Excerpts from an interface dataset:
————

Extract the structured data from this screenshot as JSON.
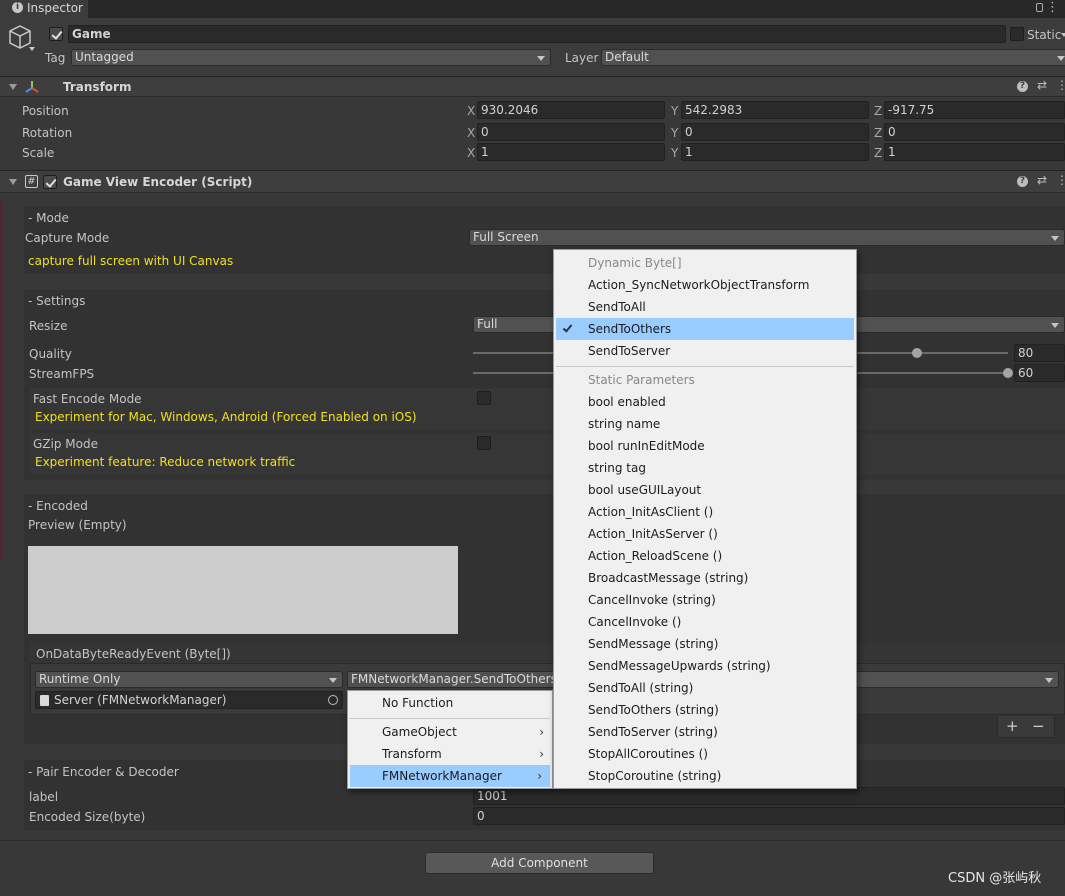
{
  "tab": {
    "icon": "info-icon",
    "title": "Inspector",
    "menu_icon": "kebab-menu-icon"
  },
  "gameobject": {
    "active": true,
    "name": "Game",
    "static_label": "Static",
    "tag_label": "Tag",
    "tag_value": "Untagged",
    "layer_label": "Layer",
    "layer_value": "Default"
  },
  "transform": {
    "title": "Transform",
    "position_label": "Position",
    "rotation_label": "Rotation",
    "scale_label": "Scale",
    "axis_x": "X",
    "axis_y": "Y",
    "axis_z": "Z",
    "position": [
      "930.2046",
      "542.2983",
      "-917.75"
    ],
    "rotation": [
      "0",
      "0",
      "0"
    ],
    "scale": [
      "1",
      "1",
      "1"
    ]
  },
  "encoder": {
    "title": "Game View Encoder (Script)",
    "enabled": true,
    "mode_section": "- Mode",
    "capture_mode_label": "Capture Mode",
    "capture_mode_value": "Full Screen",
    "capture_hint": "capture full screen with UI Canvas",
    "settings_section": "- Settings",
    "resize_label": "Resize",
    "resize_value": "Full",
    "quality_label": "Quality",
    "quality_value": "80",
    "quality_level": 0.83,
    "streamfps_label": "StreamFPS",
    "streamfps_value": "60",
    "streamfps_level": 1.0,
    "fast_encode_label": "Fast Encode Mode",
    "fast_encode_hint": "Experiment for Mac, Windows, Android (Forced Enabled on iOS)",
    "gzip_label": "GZip Mode",
    "gzip_hint": "Experiment feature: Reduce network traffic",
    "encoded_section": "- Encoded",
    "preview_label": "Preview (Empty)",
    "event_title": "OnDataByteReadyEvent (Byte[])",
    "runtime_value": "Runtime Only",
    "function_value": "FMNetworkManager.SendToOthers",
    "target_object": "Server (FMNetworkManager)",
    "add_btn": "+",
    "remove_btn": "−",
    "pair_section": "- Pair Encoder & Decoder",
    "label_label": "label",
    "label_value": "1001",
    "encoded_size_label": "Encoded Size(byte)",
    "encoded_size_value": "0"
  },
  "add_component": "Add Component",
  "watermark": "CSDN @张屿秋",
  "context_menu": {
    "items": [
      "No Function",
      "GameObject",
      "Transform",
      "FMNetworkManager"
    ],
    "arrow": "›"
  },
  "function_menu": {
    "dynamic_header": "Dynamic Byte[]",
    "dynamic_items": [
      "Action_SyncNetworkObjectTransform",
      "SendToAll",
      "SendToOthers",
      "SendToServer"
    ],
    "selected": "SendToOthers",
    "static_header": "Static Parameters",
    "static_items": [
      "bool enabled",
      "string name",
      "bool runInEditMode",
      "string tag",
      "bool useGUILayout",
      "Action_InitAsClient ()",
      "Action_InitAsServer ()",
      "Action_ReloadScene ()",
      "BroadcastMessage (string)",
      "CancelInvoke (string)",
      "CancelInvoke ()",
      "SendMessage (string)",
      "SendMessageUpwards (string)",
      "SendToAll (string)",
      "SendToOthers (string)",
      "SendToServer (string)",
      "StopAllCoroutines ()",
      "StopCoroutine (string)"
    ]
  },
  "colors": {
    "highlight": "#99ccff",
    "hint_yellow": "#f0e020",
    "panel": "#383838"
  }
}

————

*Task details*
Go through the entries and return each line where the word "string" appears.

*Task output*
      "string name",
      "string tag",
      "BroadcastMessage (string)",
      "CancelInvoke (string)",
      "SendMessage (string)",
      "SendMessageUpwards (string)",
      "SendToAll (string)",
      "SendToOthers (string)",
      "SendToServer (string)",
      "StopCoroutine (string)"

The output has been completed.